[Brief]:
What is needed is an exact copy of every record.

[Data shown]:
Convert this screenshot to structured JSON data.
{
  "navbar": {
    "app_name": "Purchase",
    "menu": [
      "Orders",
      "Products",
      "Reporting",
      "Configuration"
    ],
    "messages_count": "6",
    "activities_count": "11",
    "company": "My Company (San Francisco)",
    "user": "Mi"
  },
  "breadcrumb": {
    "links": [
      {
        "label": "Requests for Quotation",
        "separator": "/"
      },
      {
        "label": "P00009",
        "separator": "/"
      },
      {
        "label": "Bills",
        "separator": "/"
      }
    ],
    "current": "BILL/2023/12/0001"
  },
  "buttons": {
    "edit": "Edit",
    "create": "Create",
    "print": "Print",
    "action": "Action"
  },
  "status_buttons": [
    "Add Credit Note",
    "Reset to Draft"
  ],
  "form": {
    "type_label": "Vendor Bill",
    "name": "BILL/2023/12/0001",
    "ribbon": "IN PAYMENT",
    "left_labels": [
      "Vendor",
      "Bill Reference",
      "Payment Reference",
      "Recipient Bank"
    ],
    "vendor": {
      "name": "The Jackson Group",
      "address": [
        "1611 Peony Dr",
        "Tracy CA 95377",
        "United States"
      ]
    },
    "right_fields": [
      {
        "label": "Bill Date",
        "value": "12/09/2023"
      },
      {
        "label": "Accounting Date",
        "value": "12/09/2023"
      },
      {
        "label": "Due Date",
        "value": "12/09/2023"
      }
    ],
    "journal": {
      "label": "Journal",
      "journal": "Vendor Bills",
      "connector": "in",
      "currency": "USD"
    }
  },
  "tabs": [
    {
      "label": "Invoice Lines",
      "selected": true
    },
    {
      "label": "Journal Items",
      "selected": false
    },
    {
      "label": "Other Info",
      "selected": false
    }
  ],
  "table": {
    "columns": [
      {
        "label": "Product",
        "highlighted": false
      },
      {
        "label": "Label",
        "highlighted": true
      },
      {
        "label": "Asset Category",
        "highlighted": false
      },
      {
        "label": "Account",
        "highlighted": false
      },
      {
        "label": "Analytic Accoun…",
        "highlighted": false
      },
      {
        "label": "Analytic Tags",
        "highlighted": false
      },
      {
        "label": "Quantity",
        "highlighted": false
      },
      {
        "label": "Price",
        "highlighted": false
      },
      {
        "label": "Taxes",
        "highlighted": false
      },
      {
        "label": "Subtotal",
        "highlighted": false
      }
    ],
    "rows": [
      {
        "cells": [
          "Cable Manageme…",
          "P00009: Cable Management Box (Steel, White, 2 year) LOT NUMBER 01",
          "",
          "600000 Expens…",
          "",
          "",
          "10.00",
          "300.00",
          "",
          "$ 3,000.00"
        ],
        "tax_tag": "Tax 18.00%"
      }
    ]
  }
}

[Solution to this problem]:
Convert this screenshot to structured JSON data.
{
  "navbar": {
    "app_name": "Purchase",
    "menu": [
      "Orders",
      "Products",
      "Reporting",
      "Configuration"
    ],
    "messages_count": "6",
    "activities_count": "11",
    "company": "My Company (San Francisco)",
    "user": "Mi"
  },
  "breadcrumb": {
    "links": [
      {
        "label": "Requests for Quotation",
        "separator": "/"
      },
      {
        "label": "P00009",
        "separator": "/"
      },
      {
        "label": "Bills",
        "separator": "/"
      }
    ],
    "current": "BILL/2023/12/0001"
  },
  "buttons": {
    "edit": "Edit",
    "create": "Create",
    "print": "Print",
    "action": "Action"
  },
  "status_buttons": [
    "Add Credit Note",
    "Reset to Draft"
  ],
  "form": {
    "type_label": "Vendor Bill",
    "name": "BILL/2023/12/0001",
    "ribbon": "IN PAYMENT",
    "left_labels": [
      "Vendor",
      "Bill Reference",
      "Payment Reference",
      "Recipient Bank"
    ],
    "vendor": {
      "name": "The Jackson Group",
      "address": [
        "1611 Peony Dr",
        "Tracy CA 95377",
        "United States"
      ]
    },
    "right_fields": [
      {
        "label": "Bill Date",
        "value": "12/09/2023"
      },
      {
        "label": "Accounting Date",
        "value": "12/09/2023"
      },
      {
        "label": "Due Date",
        "value": "12/09/2023"
      }
    ],
    "journal": {
      "label": "Journal",
      "journal": "Vendor Bills",
      "connector": "in",
      "currency": "USD"
    }
  },
  "tabs": [
    {
      "label": "Invoice Lines",
      "selected": true
    },
    {
      "label": "Journal Items",
      "selected": false
    },
    {
      "label": "Other Info",
      "selected": false
    }
  ],
  "table": {
    "columns": [
      {
        "label": "Product",
        "highlighted": false
      },
      {
        "label": "Label",
        "highlighted": true
      },
      {
        "label": "Asset Category",
        "highlighted": false
      },
      {
        "label": "Account",
        "highlighted": false
      },
      {
        "label": "Analytic Accoun…",
        "highlighted": false
      },
      {
        "label": "Analytic Tags",
        "highlighted": false
      },
      {
        "label": "Quantity",
        "highlighted": false
      },
      {
        "label": "Price",
        "highlighted": false
      },
      {
        "label": "Taxes",
        "highlighted": false
      },
      {
        "label": "Subtotal",
        "highlighted": false
      }
    ],
    "rows": [
      {
        "cells": [
          "Cable Manageme…",
          "P00009: Cable Management Box (Steel, White, 2 year) LOT NUMBER 01",
          "",
          "600000 Expens…",
          "",
          "",
          "10.00",
          "300.00",
          "",
          "$ 3,000.00"
        ],
        "tax_tag": "Tax 18.00%"
      }
    ]
  }
}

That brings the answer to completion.